Element data from apps and pages:

────────────────────────────────────────

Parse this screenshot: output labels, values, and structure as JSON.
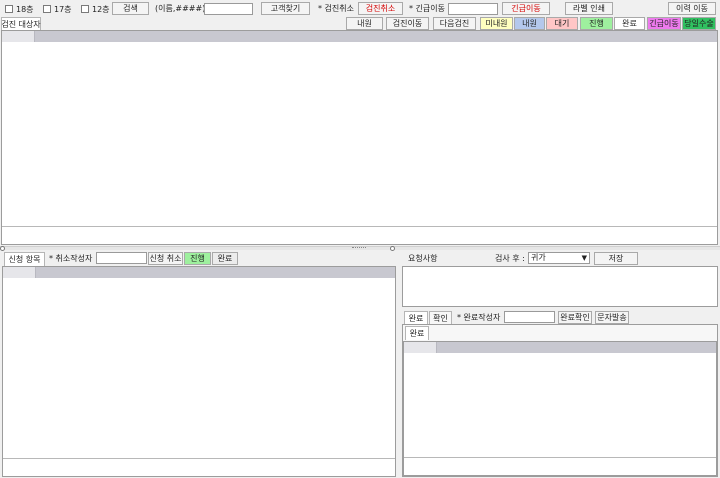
{
  "toolbar": {
    "floor_checks": [
      "18층",
      "17층",
      "12층"
    ],
    "search_label": "검색",
    "search_hint": "(이름,####)",
    "find_customer_label": "고객찾기",
    "cancel_section_label": "* 검진취소",
    "cancel_button_label": "검진취소",
    "emergency_section_label": "* 긴급이동",
    "emergency_button_label": "긴급이동",
    "label_print_label": "라벨 인쇄",
    "history_move_label": "이력 이동"
  },
  "top_panel": {
    "tab_label": "검진 대상자",
    "actions": [
      "내원",
      "검진이동",
      "다음검진"
    ],
    "status_legend": [
      {
        "label": "미내원",
        "color": "#ffffc0"
      },
      {
        "label": "내원",
        "color": "#b4c8ec"
      },
      {
        "label": "대기",
        "color": "#ffc6c6"
      },
      {
        "label": "진행",
        "color": "#9ef09e"
      },
      {
        "label": "완료",
        "color": "#ffffff"
      },
      {
        "label": "긴급이동",
        "color": "#ee7aee"
      },
      {
        "label": "당일수술",
        "color": "#30c060"
      }
    ]
  },
  "left_panel": {
    "tab_label": "신청 항목",
    "cancel_writer_label": "* 취소작성자",
    "cancel_request_label": "신청 취소",
    "status_progress_label": "진행",
    "status_progress_color": "#9ef09e",
    "status_done_label": "완료"
  },
  "request_panel": {
    "label": "요청사항",
    "after_exam_label": "검사 후 :",
    "after_exam_value": "귀가",
    "save_label": "저장"
  },
  "completion_panel": {
    "tabs": [
      "완료",
      "확인"
    ],
    "writer_label": "* 완료작성자",
    "confirm_label": "완료확인",
    "sms_label": "문자발송",
    "inner_tab_label": "완료"
  }
}
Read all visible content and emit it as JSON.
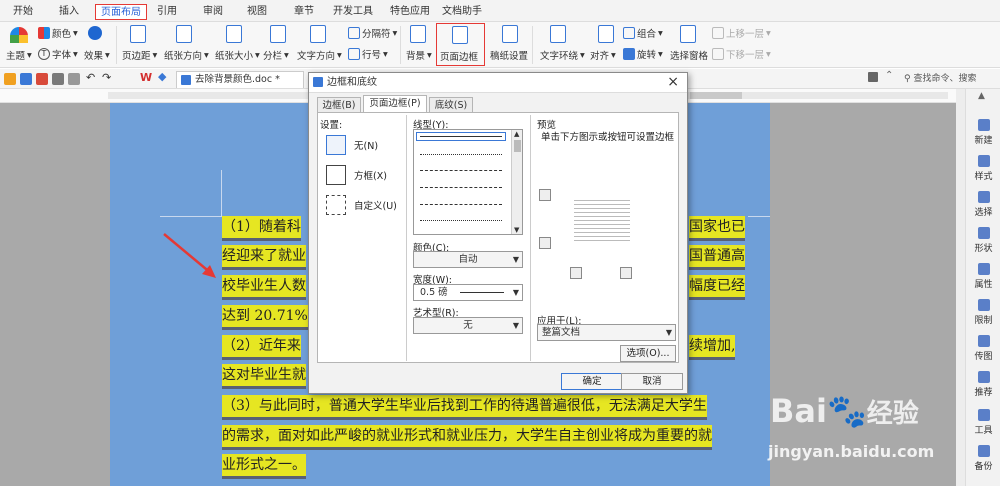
{
  "menu_tabs": [
    "开始",
    "插入",
    "页面布局",
    "引用",
    "审阅",
    "视图",
    "章节",
    "开发工具",
    "特色应用",
    "文档助手"
  ],
  "ribbon": {
    "theme": "主题",
    "color": "颜色",
    "font": "字体",
    "effect": "效果",
    "margins": "页边距",
    "orientation": "纸张方向",
    "size": "纸张大小",
    "columns": "分栏",
    "text_direction": "文字方向",
    "breaks": "分隔符",
    "line_numbers": "行号",
    "background": "背景",
    "page_border": "页面边框",
    "paper_setup": "稿纸设置",
    "text_wrap": "文字环绕",
    "align": "对齐",
    "group": "组合",
    "rotate": "旋转",
    "selection_pane": "选择窗格",
    "bring_forward": "上移一层",
    "send_backward": "下移一层"
  },
  "toolbar": {
    "doc_name": "去除背景颜色.doc *",
    "search_placeholder": "查找命令、搜索"
  },
  "document": {
    "lines": [
      "（1）随着科",
      "经迎来了就业",
      "校毕业生人数",
      "达到 20.71%,",
      "（2）近年来",
      "这对毕业生就",
      "（3）与此同时，普通大学生毕业后找到工作的待遇普遍很低，无法满足大学生",
      "的需求，面对如此严峻的就业形式和就业压力，大学生自主创业将成为重要的就",
      "业形式之一。"
    ],
    "right_fragments": [
      "国家也已",
      "国普通高",
      "幅度已经",
      "续增加,"
    ]
  },
  "right_panel": [
    "新建",
    "样式",
    "选择",
    "形状",
    "属性",
    "限制",
    "传图",
    "推荐",
    "工具",
    "备份"
  ],
  "dialog": {
    "title": "边框和底纹",
    "close": "×",
    "tabs": [
      "边框(B)",
      "页面边框(P)",
      "底纹(S)"
    ],
    "settings_label": "设置:",
    "settings": [
      "无(N)",
      "方框(X)",
      "自定义(U)"
    ],
    "line_style_label": "线型(Y):",
    "color_label": "颜色(C):",
    "color_value": "自动",
    "width_label": "宽度(W):",
    "width_value": "0.5  磅",
    "art_label": "艺术型(R):",
    "art_value": "无",
    "preview_label": "预览",
    "preview_hint": "单击下方图示或按钮可设置边框",
    "apply_label": "应用于(L):",
    "apply_value": "整篇文档",
    "options": "选项(O)...",
    "ok": "确定",
    "cancel": "取消"
  },
  "watermark": {
    "brand": "Bai",
    "brand2": "经验",
    "url": "jingyan.baidu.com"
  },
  "colors": {
    "accent": "#2b64d8",
    "highlight": "#e6e622",
    "page_blue": "#6f9fd8",
    "arrow_red": "#e53935"
  }
}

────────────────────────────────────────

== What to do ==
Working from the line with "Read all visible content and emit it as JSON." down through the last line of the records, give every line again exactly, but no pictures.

== Exercise response ==
Read all visible content and emit it as JSON.
{
  "menu_tabs": [
    "开始",
    "插入",
    "页面布局",
    "引用",
    "审阅",
    "视图",
    "章节",
    "开发工具",
    "特色应用",
    "文档助手"
  ],
  "ribbon": {
    "theme": "主题",
    "color": "颜色",
    "font": "字体",
    "effect": "效果",
    "margins": "页边距",
    "orientation": "纸张方向",
    "size": "纸张大小",
    "columns": "分栏",
    "text_direction": "文字方向",
    "breaks": "分隔符",
    "line_numbers": "行号",
    "background": "背景",
    "page_border": "页面边框",
    "paper_setup": "稿纸设置",
    "text_wrap": "文字环绕",
    "align": "对齐",
    "group": "组合",
    "rotate": "旋转",
    "selection_pane": "选择窗格",
    "bring_forward": "上移一层",
    "send_backward": "下移一层"
  },
  "toolbar": {
    "doc_name": "去除背景颜色.doc *",
    "search_placeholder": "查找命令、搜索"
  },
  "document": {
    "lines": [
      "（1）随着科",
      "经迎来了就业",
      "校毕业生人数",
      "达到 20.71%,",
      "（2）近年来",
      "这对毕业生就",
      "（3）与此同时，普通大学生毕业后找到工作的待遇普遍很低，无法满足大学生",
      "的需求，面对如此严峻的就业形式和就业压力，大学生自主创业将成为重要的就",
      "业形式之一。"
    ],
    "right_fragments": [
      "国家也已",
      "国普通高",
      "幅度已经",
      "续增加,"
    ]
  },
  "right_panel": [
    "新建",
    "样式",
    "选择",
    "形状",
    "属性",
    "限制",
    "传图",
    "推荐",
    "工具",
    "备份"
  ],
  "dialog": {
    "title": "边框和底纹",
    "close": "×",
    "tabs": [
      "边框(B)",
      "页面边框(P)",
      "底纹(S)"
    ],
    "settings_label": "设置:",
    "settings": [
      "无(N)",
      "方框(X)",
      "自定义(U)"
    ],
    "line_style_label": "线型(Y):",
    "color_label": "颜色(C):",
    "color_value": "自动",
    "width_label": "宽度(W):",
    "width_value": "0.5  磅",
    "art_label": "艺术型(R):",
    "art_value": "无",
    "preview_label": "预览",
    "preview_hint": "单击下方图示或按钮可设置边框",
    "apply_label": "应用于(L):",
    "apply_value": "整篇文档",
    "options": "选项(O)...",
    "ok": "确定",
    "cancel": "取消"
  },
  "watermark": {
    "brand": "Bai",
    "brand2": "经验",
    "url": "jingyan.baidu.com"
  },
  "colors": {
    "accent": "#2b64d8",
    "highlight": "#e6e622",
    "page_blue": "#6f9fd8",
    "arrow_red": "#e53935"
  }
}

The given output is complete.